Not to sound a contrary note, but please do tell us how much flicker you get.  At 370 rpm I'm interested whether there is enough mass in the flywheels to moderate the pulses better than what we see on our Listeroids.  Sure would like to score a set of SOM flywheels someday.

Quinn
Title: Re: A new British Iron Project
Post by: rleonard on August 18, 2012, 07:29:15 PM
Bruce, Thank you!.  Two of us worked half of a day to mask for painting the stripe!

Quinnf, a valid concern.  The generator has a 200lb flywheel added for extra inertia.  Further working against me is that I have slowed the engine down to 253 rpm and sized the pulleys to spin the generator at 1800 rpm at that speed.

When I get some additional hookups done, I'll shoot a video clip.  The halogen lights show slight flicker.  It remains to be seen what the effect is on the shop metal halide and florescent lights.

Bob

Title: Re: A new British Iron Project
Post by: OKFarmer on September 18, 2012, 04:59:48 PM
Semi-permanent home?

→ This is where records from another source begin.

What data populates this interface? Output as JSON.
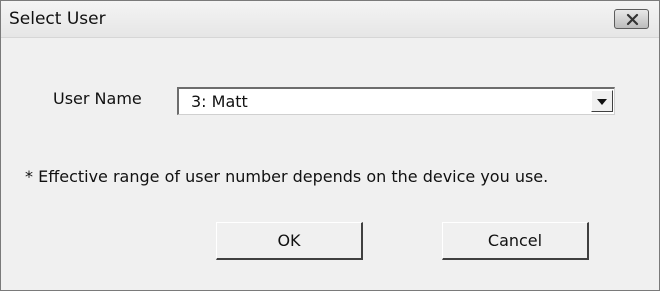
{
  "window": {
    "title": "Select User"
  },
  "form": {
    "user_name_label": "User Name",
    "user_name_value": "3: Matt",
    "note": "* Effective range of user number depends on the device you use."
  },
  "buttons": {
    "ok_label": "OK",
    "cancel_label": "Cancel"
  },
  "icons": {
    "close": "close-icon",
    "dropdown": "chevron-down-icon"
  },
  "colors": {
    "dialog_background": "#f0f0f0",
    "text": "#111111",
    "field_background": "#ffffff"
  }
}
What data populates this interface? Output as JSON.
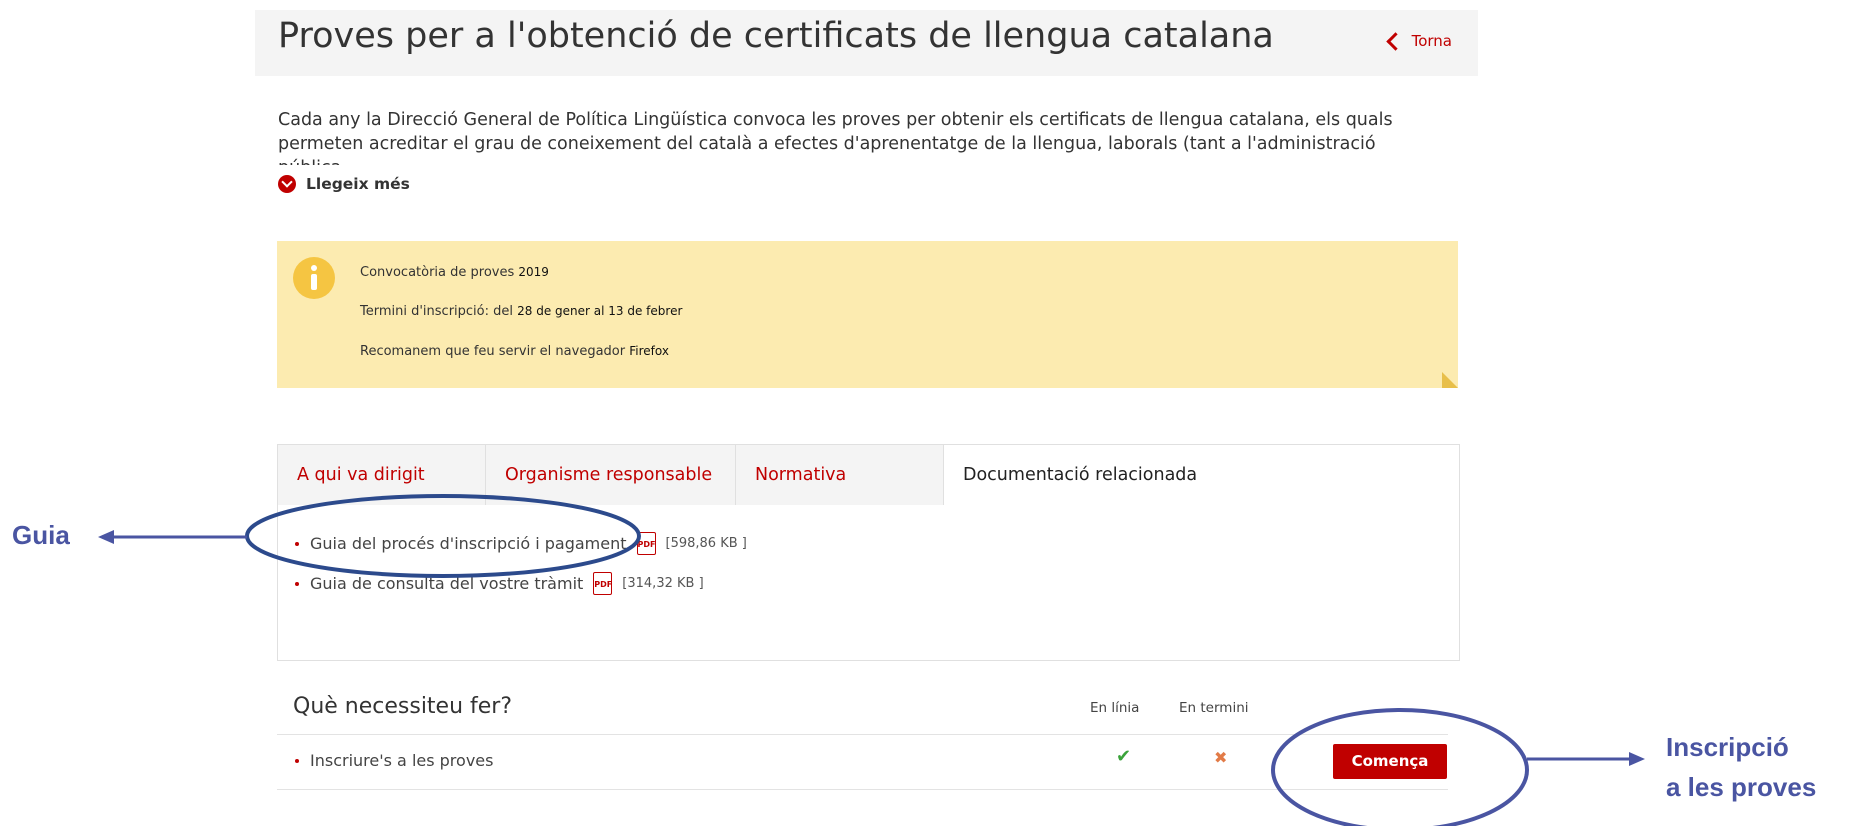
{
  "header": {
    "title": "Proves per a l'obtenció de certificats de llengua catalana",
    "back_label": "Torna"
  },
  "intro": {
    "text": "Cada any la Direcció General de Política Lingüística convoca les proves per obtenir els certificats de llengua catalana, els quals permeten acreditar el grau de coneixement del català a efectes d'aprenentatge de la llengua, laborals (tant a l'administració pública",
    "read_more": "Llegeix més"
  },
  "notice": {
    "line1_label": "Convocatòria de proves",
    "line1_value": "2019",
    "line2_label": "Termini d'inscripció: del",
    "line2_value": "28 de gener al 13 de febrer",
    "line3_label": "Recomanem que feu servir el  navegador",
    "line3_value": "Firefox",
    "colors": {
      "background": "#fcebb0",
      "icon": "#f5c542"
    }
  },
  "tabs": [
    {
      "label": "A qui va dirigit"
    },
    {
      "label": "Organisme responsable"
    },
    {
      "label": "Normativa"
    },
    {
      "label": "Documentació relacionada",
      "active": true
    }
  ],
  "documents": [
    {
      "label": "Guia del procés d'inscripció i pagament",
      "icon": "pdf-icon",
      "size": "[598,86 KB ]"
    },
    {
      "label": "Guia de consulta del vostre tràmit",
      "icon": "pdf-icon",
      "size": "[314,32 KB ]"
    }
  ],
  "actions": {
    "title": "Què necessiteu fer?",
    "col_online": "En línia",
    "col_term": "En termini",
    "rows": [
      {
        "label": "Inscriure's a les proves",
        "online": "✔",
        "in_term": "✖",
        "button": "Comença"
      }
    ]
  },
  "annotations": {
    "guide": "Guia",
    "signup_line1": "Inscripció",
    "signup_line2": "a les proves",
    "color": "#4a55a2"
  },
  "colors": {
    "accent": "#c00000"
  }
}
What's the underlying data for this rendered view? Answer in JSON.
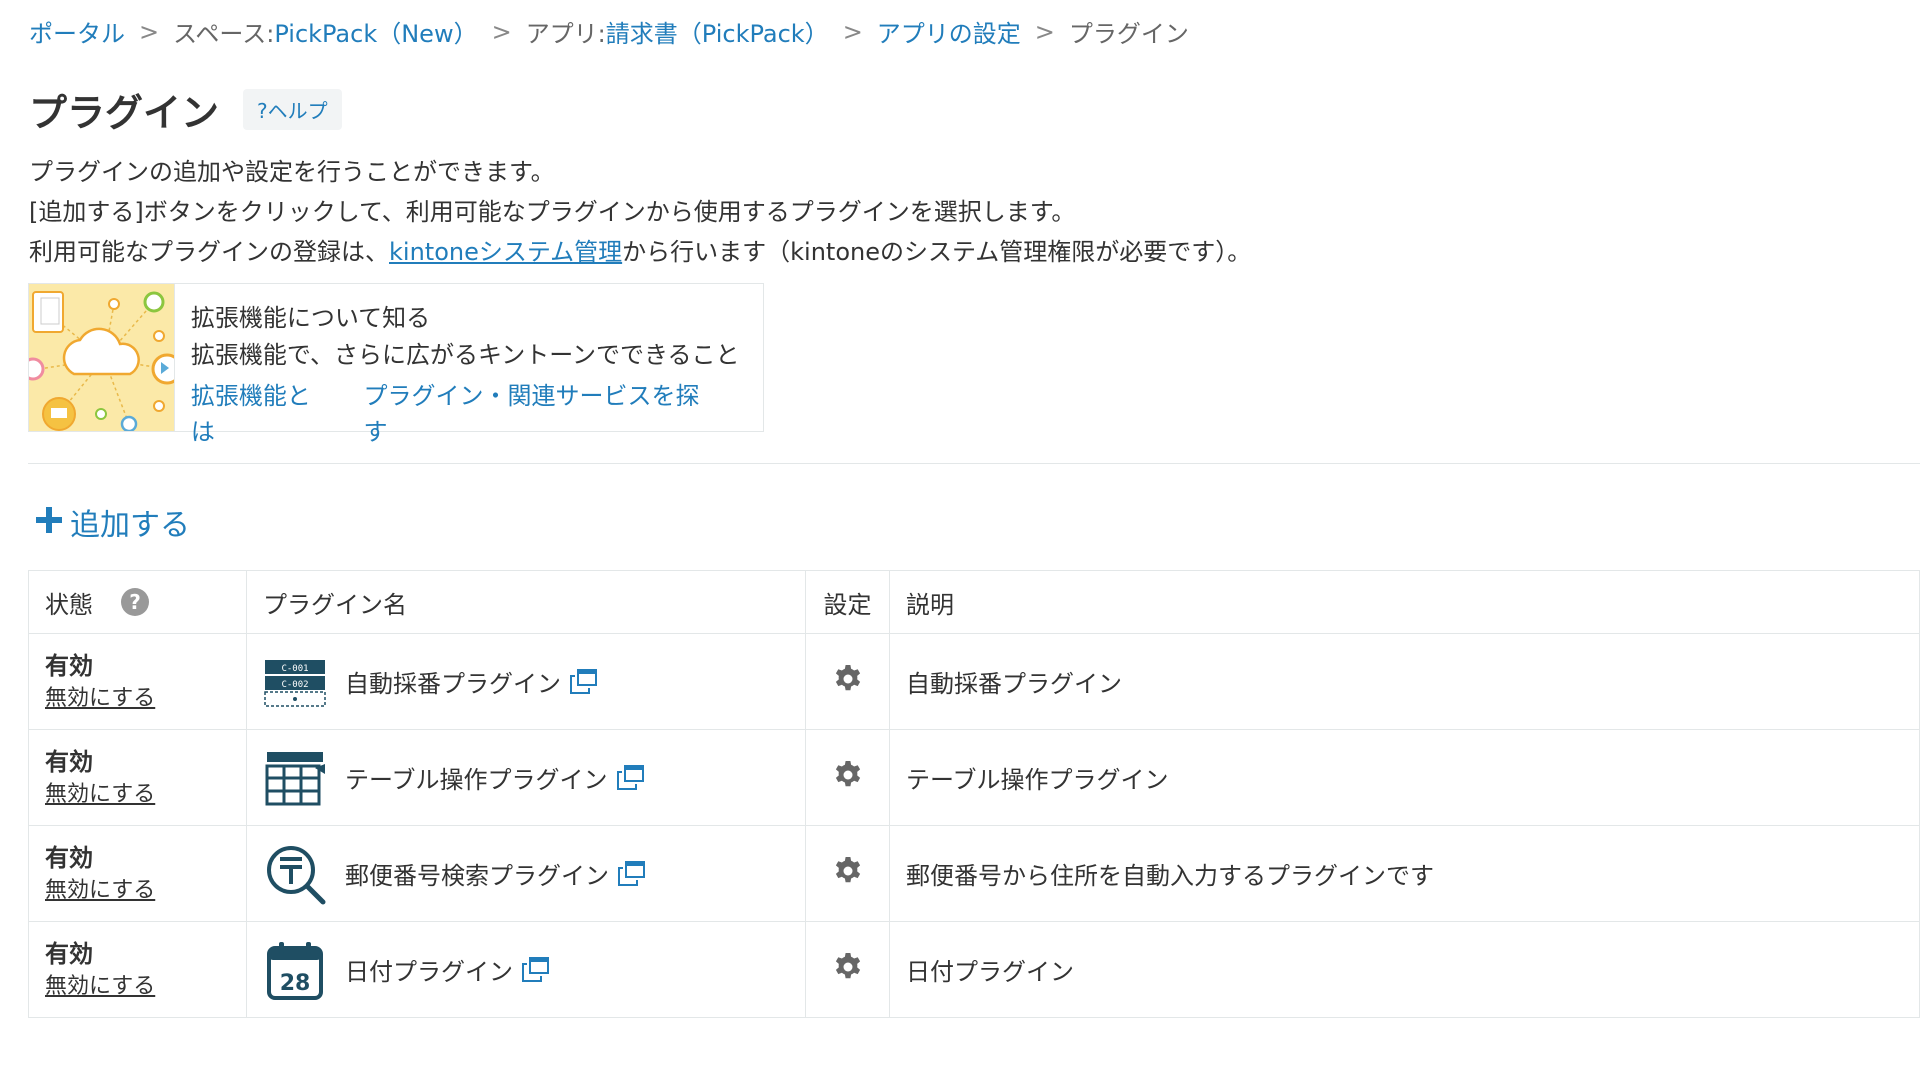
{
  "breadcrumb": {
    "portal": "ポータル",
    "sep": ">",
    "space_prefix": "スペース: ",
    "space": "PickPack（New）",
    "app_prefix": "アプリ: ",
    "app": "請求書（PickPack）",
    "settings": "アプリの設定",
    "current": "プラグイン"
  },
  "header": {
    "title": "プラグイン",
    "help": "?ヘルプ"
  },
  "description": {
    "line1": "プラグインの追加や設定を行うことができます。",
    "line2": "[追加する]ボタンをクリックして、利用可能なプラグインから使用するプラグインを選択します。",
    "line3_prefix": "利用可能なプラグインの登録は、",
    "line3_link": "kintoneシステム管理",
    "line3_suffix": "から行います（kintoneのシステム管理権限が必要です）。"
  },
  "promo": {
    "title": "拡張機能について知る",
    "subtitle": "拡張機能で、さらに広がるキントーンでできること",
    "link1": "拡張機能とは",
    "link2": "プラグイン・関連サービスを探す"
  },
  "add_button": {
    "icon": "plus-icon",
    "label": "追加する"
  },
  "table": {
    "headers": {
      "status": "状態",
      "name": "プラグイン名",
      "settings": "設定",
      "description": "説明"
    },
    "rows": [
      {
        "status": "有効",
        "action": "無効にする",
        "name": "自動採番プラグイン",
        "icon": "auto-numbering-icon",
        "description": "自動採番プラグイン"
      },
      {
        "status": "有効",
        "action": "無効にする",
        "name": "テーブル操作プラグイン",
        "icon": "table-icon",
        "description": "テーブル操作プラグイン"
      },
      {
        "status": "有効",
        "action": "無効にする",
        "name": "郵便番号検索プラグイン",
        "icon": "postal-search-icon",
        "description": "郵便番号から住所を自動入力するプラグインです"
      },
      {
        "status": "有効",
        "action": "無効にする",
        "name": "日付プラグイン",
        "icon": "calendar-icon",
        "calendar_day": "28",
        "description": "日付プラグイン"
      }
    ]
  },
  "colors": {
    "link": "#217dbb",
    "border": "#e3e7e8",
    "icon_dark": "#1f4e63"
  }
}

You're gonna put her to work? That is awesome. What a beauty! And a worker!
Title: Re: A new British Iron Project
Post by: rleonard on October 10, 2012, 02:10:09 PM
I've run into a problem with my electrical connection.  It has to do with hooking into my single phase / 3 phase system. 

The normal connection is single phase (utility feed) goes into the main distribution panel.  There, lighting, outlets, and all normal connections (circuit breakers) are made.  I also feed the RPC (rotary phase converter).  That feeds a 240 3 phase distribution panel, a transformer, then into a 480 3 ph panel.

The generator is 208 3ph, so the logical connection is directly into the 3 ph panel.  Then, how do I back feed the single phase panel to power lighting?  I could switch the generator back to single phase and feed the main panel, but the losses would be excessive.  The generator has 2/3rds capacity when wired this way, then it gets turned back into 3 ph. 
 

Will get it sorted out, sooner or later.

Bob
Title: Re: A new British Iron Project
Post by: dieselgman on October 10, 2012, 02:58:31 PM
Definitely rewire your panel feeds and use 3-phase directly from your generator into your 3-phase panel. Eliminate the phase converter or switch it out of the distribution during generator operations (may require more than one transfer switch to accomplish). KISS may dictate splitting up the system a bit.

dieselgman
Title: Re: A new British Iron Project
Post by: rleonard on April 25, 2016, 02:00:02 PM
I visited this thread after a long time.  There have been a couple of developments.  I did get it tied into the shop but it was not pretty.  The flicker in the lighting and the motors were all trying to follow the "lumpy" power.  It just did not work well.  I have not given up on a mechanical solution and part will be to restore the original operating speed of the engine.  To do that I need to make a new generator pulley to slow it down. 

The other effort has to incorporate a 25HP VFD.  The input to the VFD is the lumpy power and the output is perfect 60 hz, I switched the alternator to 480 output to match the input of the VFD.  Now I need another transformer.

Another factor was that I had serious back issues develop.  This resulted in surgery that has taken me out of the shop for nearly a year.  Fortunately the procedure was a success and I'm on the mend.  I'm up to a 20 lb wight limit that has me back moving but I have to be ever so careful about what I do. 

Lastly the governor on the RH is acting up.  I have to overhaul it to see what is causing the erratic behavior. 

Bob
Title: Re: A new British Iron Project
Post by: 38ac on June 10, 2016, 12:11:51 PM
Bob , glad to read that your back up and around some even though at partial capacity. 
Title: Re: A new British Iron Project
Post by: jetmax on December 01, 2016, 11:59:33 AM
Very nice engine !
I will have in future (in next 50 year :D)

Could you explain please How can I put photos to my topic ..

Cheers

 Mesut